_TASK DETAILS_: Which lines hold the word "views"? Copy each of them from the material.

_RECORDS PROVIDED_:
-------

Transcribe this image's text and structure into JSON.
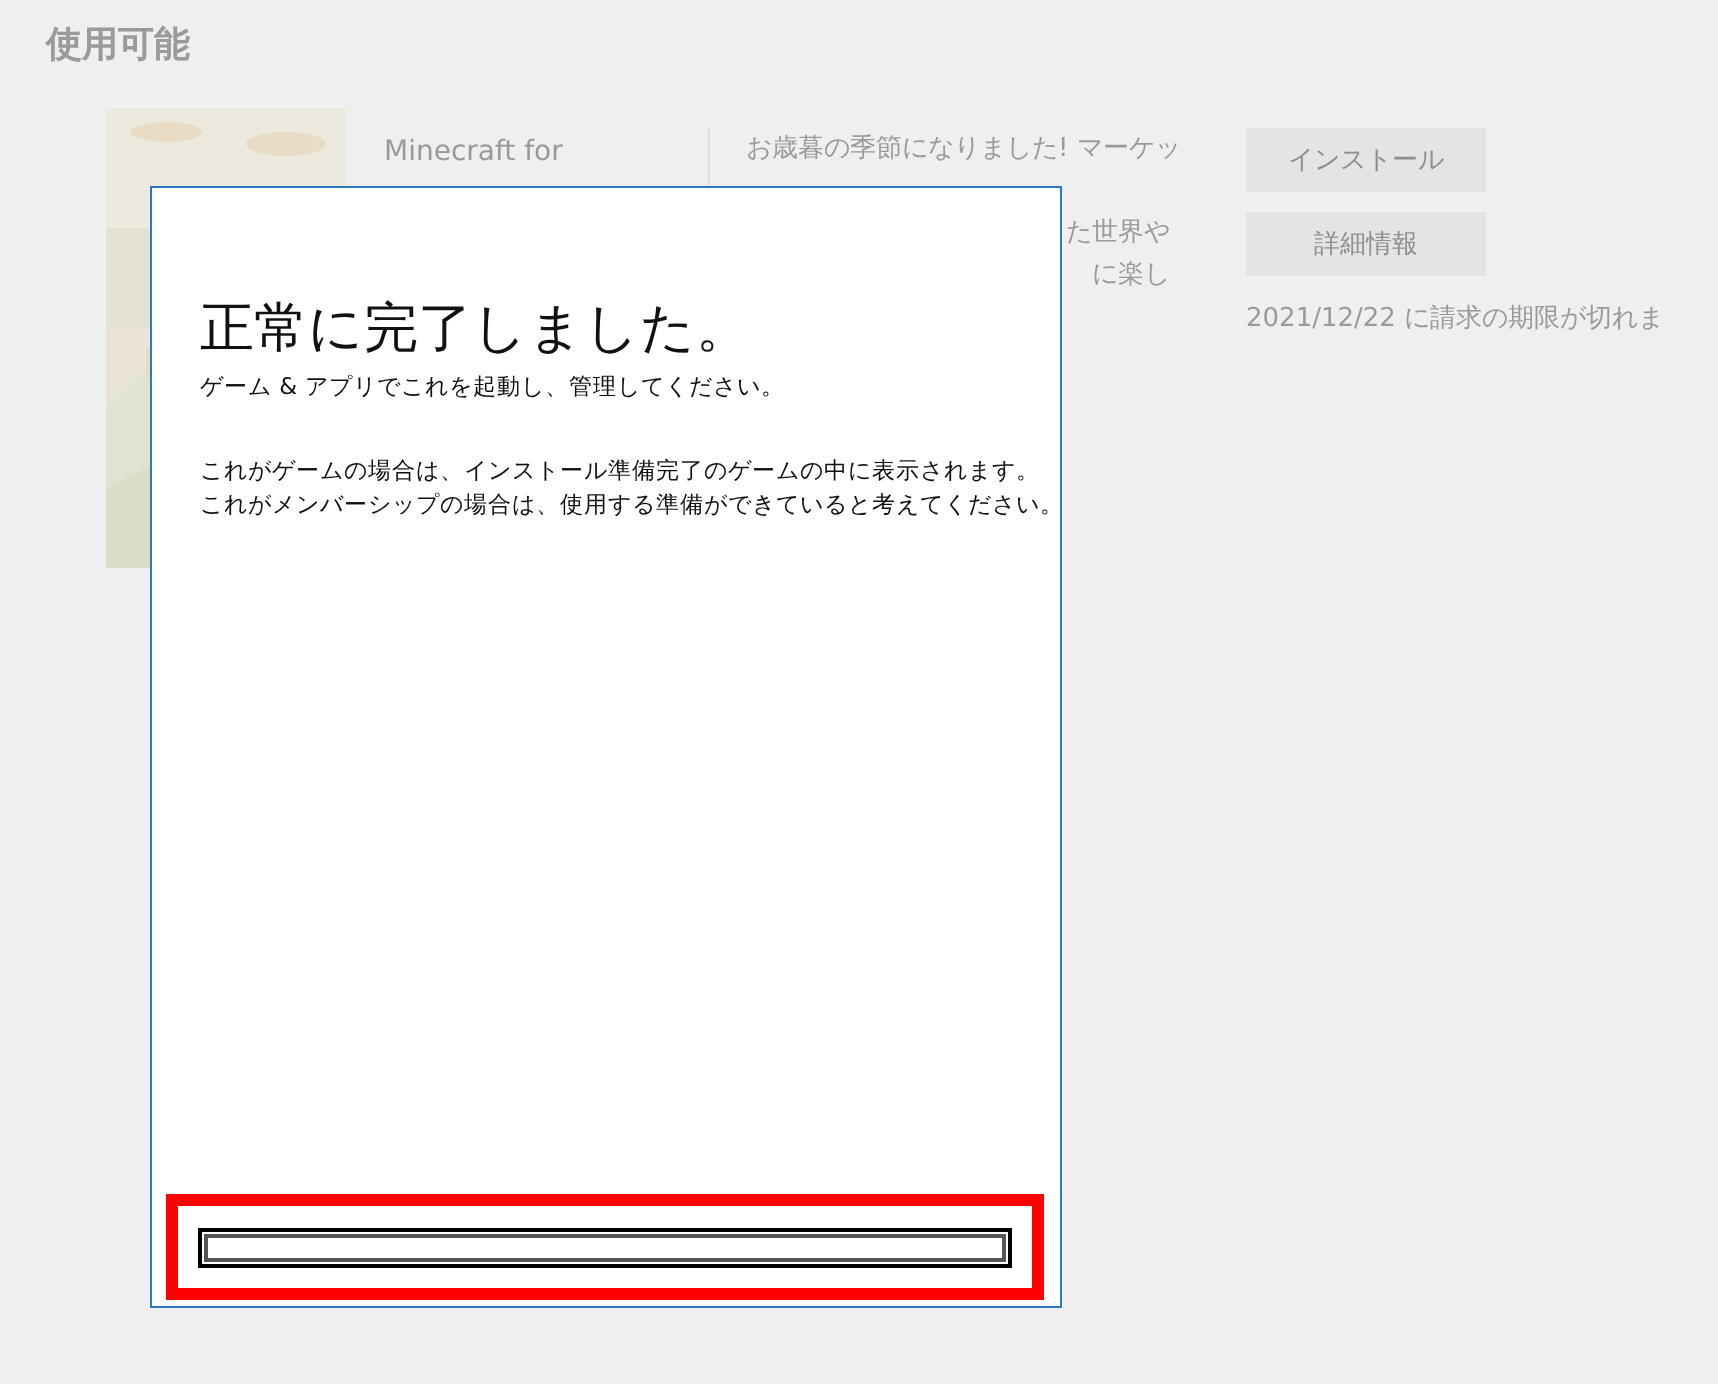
{
  "page": {
    "heading": "使用可能"
  },
  "product": {
    "title_lines": [
      "Minecraft for"
    ],
    "description_lines": [
      "お歳暮の季節になりました! マーケッ"
    ],
    "description_tail_lines": [
      "た世界や",
      "に楽し"
    ],
    "buttons": [
      "インストール",
      "詳細情報"
    ],
    "expiry": "2021/12/22 に請求の期限が切れま"
  },
  "dialog": {
    "title": "正常に完了しました。",
    "subtitle": "ゲーム & アプリでこれを起動し、管理してください。",
    "body_lines": [
      "これがゲームの場合は、インストール準備完了のゲームの中に表示されます。",
      "これがメンバーシップの場合は、使用する準備ができていると考えてください。"
    ],
    "highlighted": true
  }
}
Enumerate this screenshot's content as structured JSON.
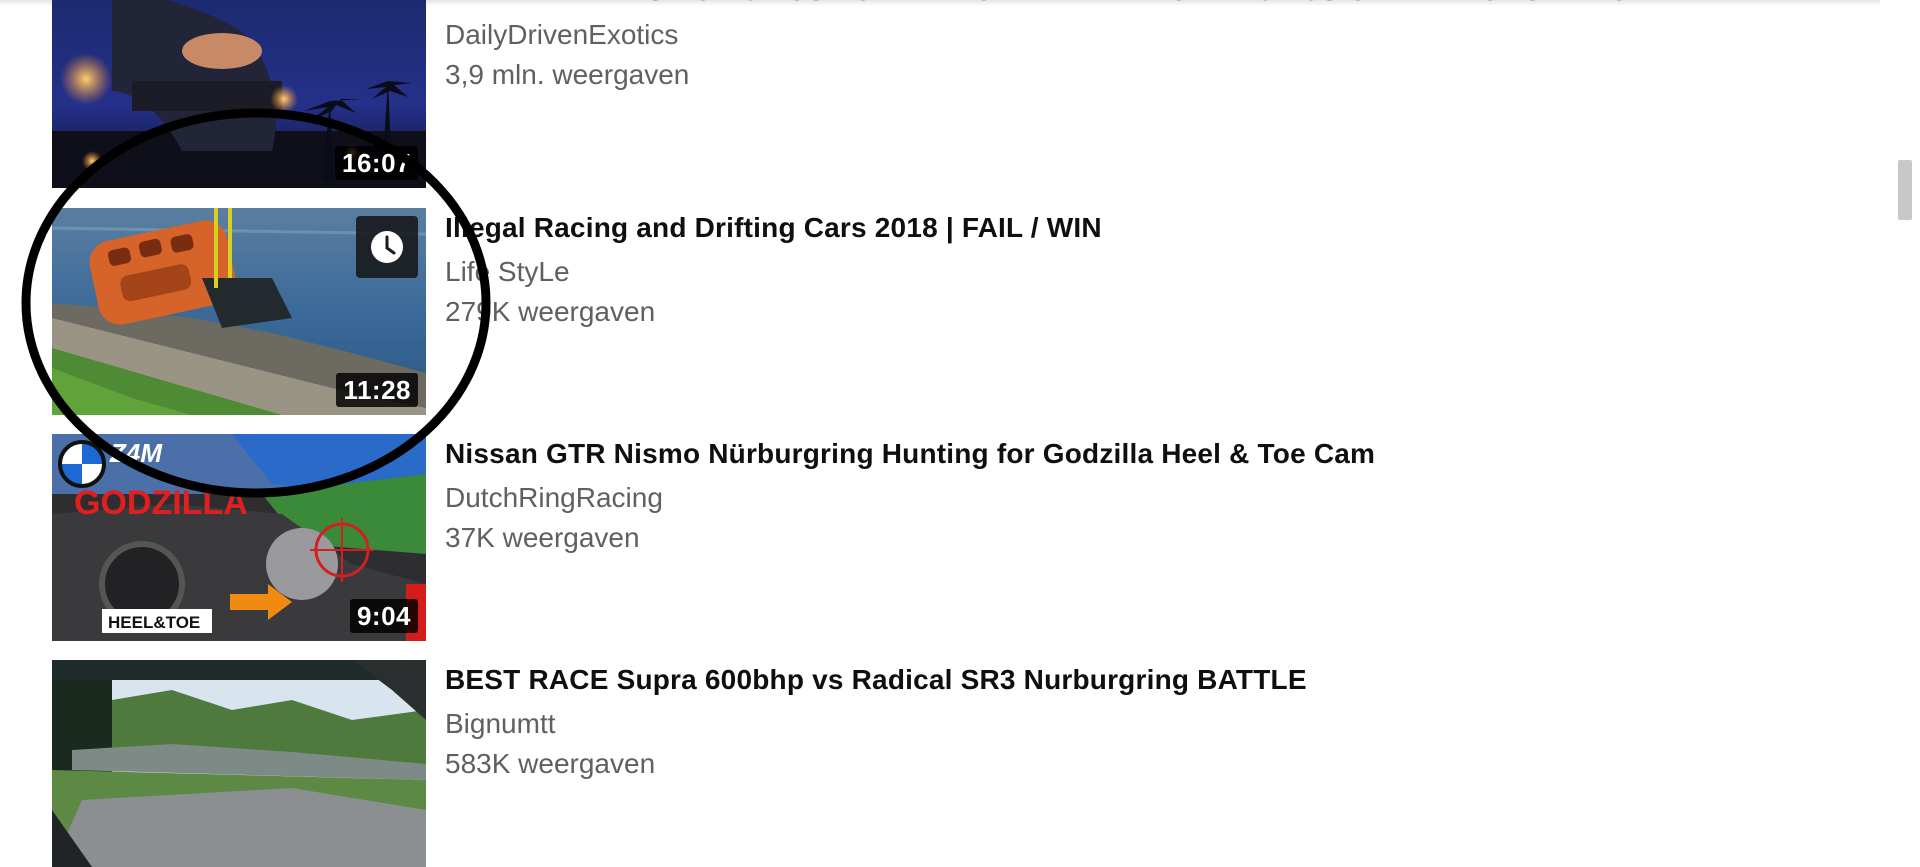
{
  "videos": [
    {
      "title": "BEVERLY HILLS POLICE USE UNLAWFUL INTIMIDATION TACTICS ON LAMBORGHINI OWNER",
      "channel": "DailyDrivenExotics",
      "views": "3,9 mln. weergaven",
      "duration": "16:07"
    },
    {
      "title": "Illegal Racing and Drifting Cars 2018 | FAIL / WIN",
      "channel": "Life StyLe",
      "views": "279K weergaven",
      "duration": "11:28",
      "watch_later_icon": "clock-icon"
    },
    {
      "title": "Nissan GTR Nismo Nürburgring Hunting for Godzilla Heel & Toe Cam",
      "channel": "DutchRingRacing",
      "views": "37K weergaven",
      "duration": "9:04",
      "thumbnail_text": {
        "brand": "Z4M",
        "headline": "GODZILLA",
        "badge": "HEEL&TOE"
      }
    },
    {
      "title": "BEST RACE Supra 600bhp vs Radical SR3 Nurburgring BATTLE",
      "channel": "Bignumtt",
      "views": "583K weergaven"
    }
  ],
  "colors": {
    "title": "#0f0f0f",
    "meta": "#606060",
    "annotation": "#000000"
  }
}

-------

_WRITTEN ANSWER_:
      "views": "3,9 mln. weergaven",
      "views": "279K weergaven",
      "views": "37K weergaven",
      "views": "583K weergaven"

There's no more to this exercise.